WORK ITEM: Your answer should consist of all lines in the listing that hold the word "title".

DATA LISTING:
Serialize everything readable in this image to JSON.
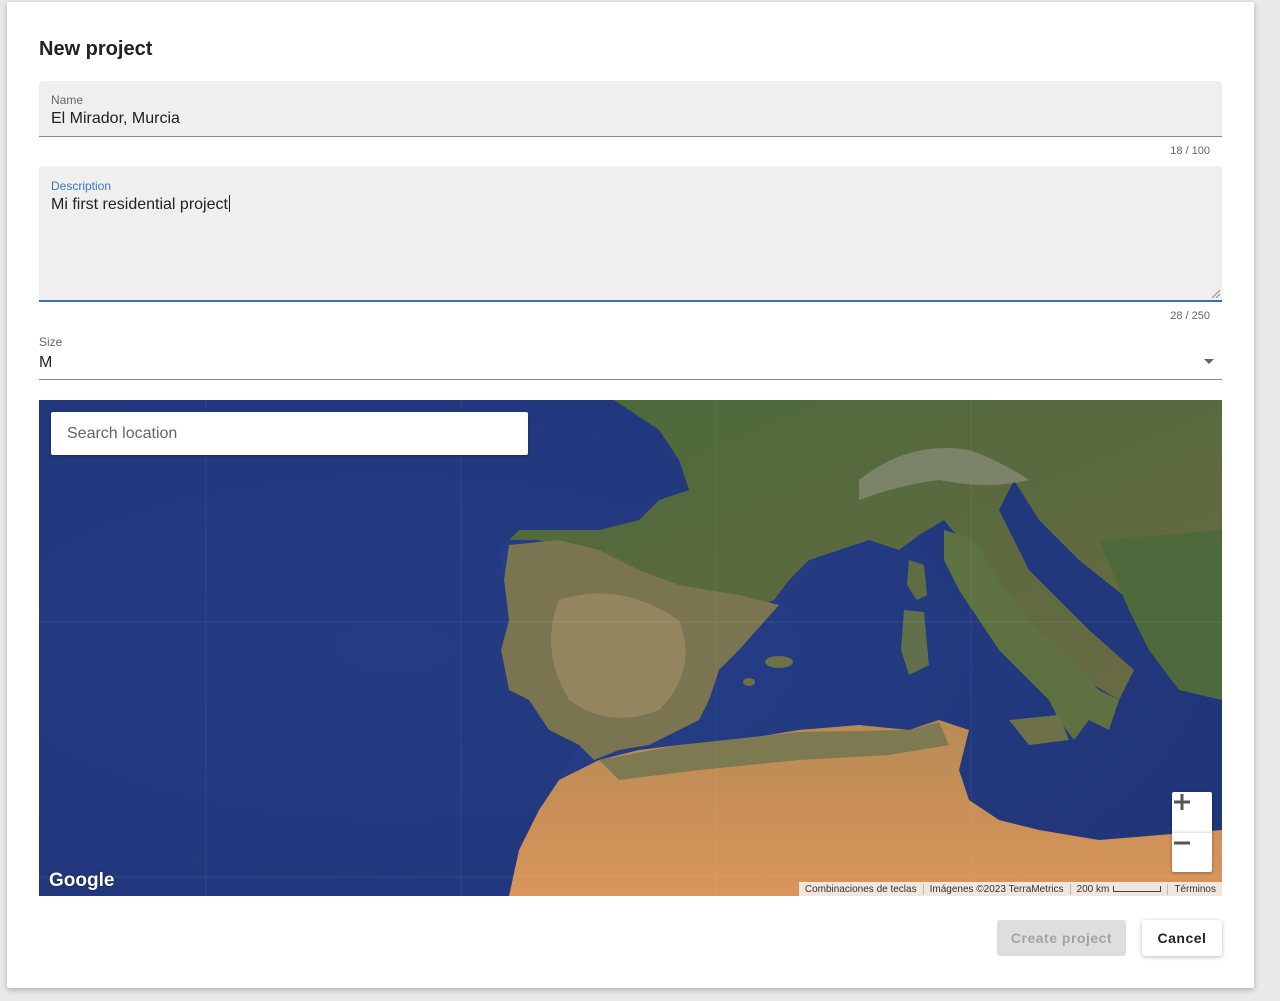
{
  "dialog": {
    "title": "New project"
  },
  "name_field": {
    "label": "Name",
    "value": "El Mirador, Murcia",
    "counter": "18 / 100"
  },
  "description_field": {
    "label": "Description",
    "value": "Mi first residential project",
    "counter": "28 / 250"
  },
  "size_select": {
    "label": "Size",
    "value": "M"
  },
  "map": {
    "search_placeholder": "Search location",
    "zoom_in_icon": "plus-icon",
    "zoom_out_icon": "minus-icon",
    "logo": "Google",
    "attribution": {
      "shortcuts": "Combinaciones de teclas",
      "imagery": "Imágenes ©2023 TerraMetrics",
      "scale": "200 km",
      "terms": "Términos"
    }
  },
  "actions": {
    "create_label": "Create project",
    "cancel_label": "Cancel"
  },
  "colors": {
    "accent": "#3a6fb0",
    "field_bg": "#efefef",
    "disabled_button_bg": "#dedede"
  }
}
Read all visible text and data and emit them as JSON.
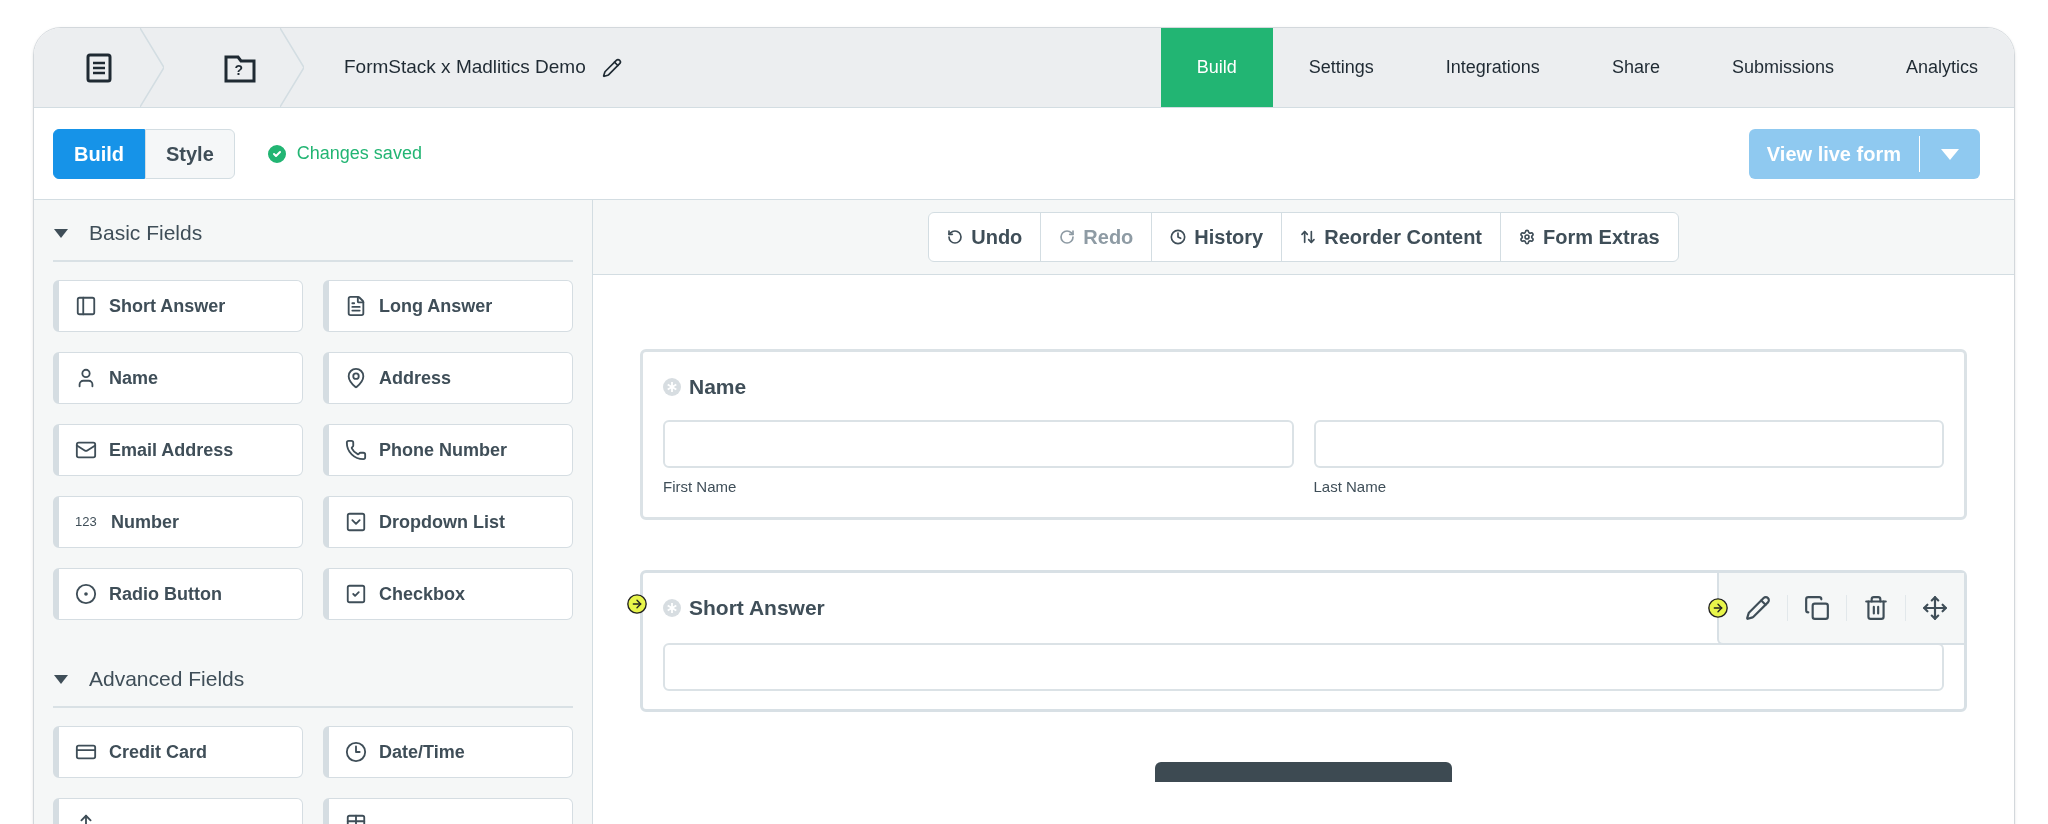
{
  "breadcrumb": {
    "form_icon_text": "?",
    "title": "FormStack x Madlitics Demo"
  },
  "nav_tabs": [
    {
      "label": "Build",
      "selected": true
    },
    {
      "label": "Settings",
      "selected": false
    },
    {
      "label": "Integrations",
      "selected": false
    },
    {
      "label": "Share",
      "selected": false
    },
    {
      "label": "Submissions",
      "selected": false
    },
    {
      "label": "Analytics",
      "selected": false
    }
  ],
  "mode_toggle": [
    {
      "label": "Build",
      "selected": true
    },
    {
      "label": "Style",
      "selected": false
    }
  ],
  "save_status": "Changes saved",
  "view_button": {
    "label": "View live form",
    "disabled": true
  },
  "sidebar": {
    "sections": [
      {
        "title": "Basic Fields",
        "expanded": true,
        "items": [
          {
            "kind": "short_answer",
            "label": "Short Answer"
          },
          {
            "kind": "long_answer",
            "label": "Long Answer"
          },
          {
            "kind": "name",
            "label": "Name"
          },
          {
            "kind": "address",
            "label": "Address"
          },
          {
            "kind": "email",
            "label": "Email Address"
          },
          {
            "kind": "phone",
            "label": "Phone Number"
          },
          {
            "kind": "number",
            "label": "Number",
            "icon_text": "123"
          },
          {
            "kind": "dropdown",
            "label": "Dropdown List"
          },
          {
            "kind": "radio",
            "label": "Radio Button"
          },
          {
            "kind": "checkbox",
            "label": "Checkbox"
          }
        ]
      },
      {
        "title": "Advanced Fields",
        "expanded": true,
        "items": [
          {
            "kind": "credit_card",
            "label": "Credit Card"
          },
          {
            "kind": "datetime",
            "label": "Date/Time"
          },
          {
            "kind": "file_upload"
          },
          {
            "kind": "table"
          }
        ]
      }
    ]
  },
  "toolbar": [
    {
      "kind": "undo",
      "label": "Undo",
      "disabled": false
    },
    {
      "kind": "redo",
      "label": "Redo",
      "disabled": true
    },
    {
      "kind": "history",
      "label": "History",
      "disabled": false
    },
    {
      "kind": "reorder",
      "label": "Reorder Content",
      "disabled": false
    },
    {
      "kind": "extras",
      "label": "Form Extras",
      "disabled": false
    }
  ],
  "form": {
    "fields": [
      {
        "kind": "name",
        "label": "Name",
        "selected": false,
        "annotated": false,
        "sublabels": [
          "First Name",
          "Last Name"
        ]
      },
      {
        "kind": "short_answer",
        "label": "Short Answer",
        "selected": true,
        "annotated": true
      }
    ]
  }
}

EXERCISE OUTPUT:
    "title": "New project"
    "title": "FormStack x Madlitics Demo"
        "title": "Basic Fields",
        "title": "Advanced Fields",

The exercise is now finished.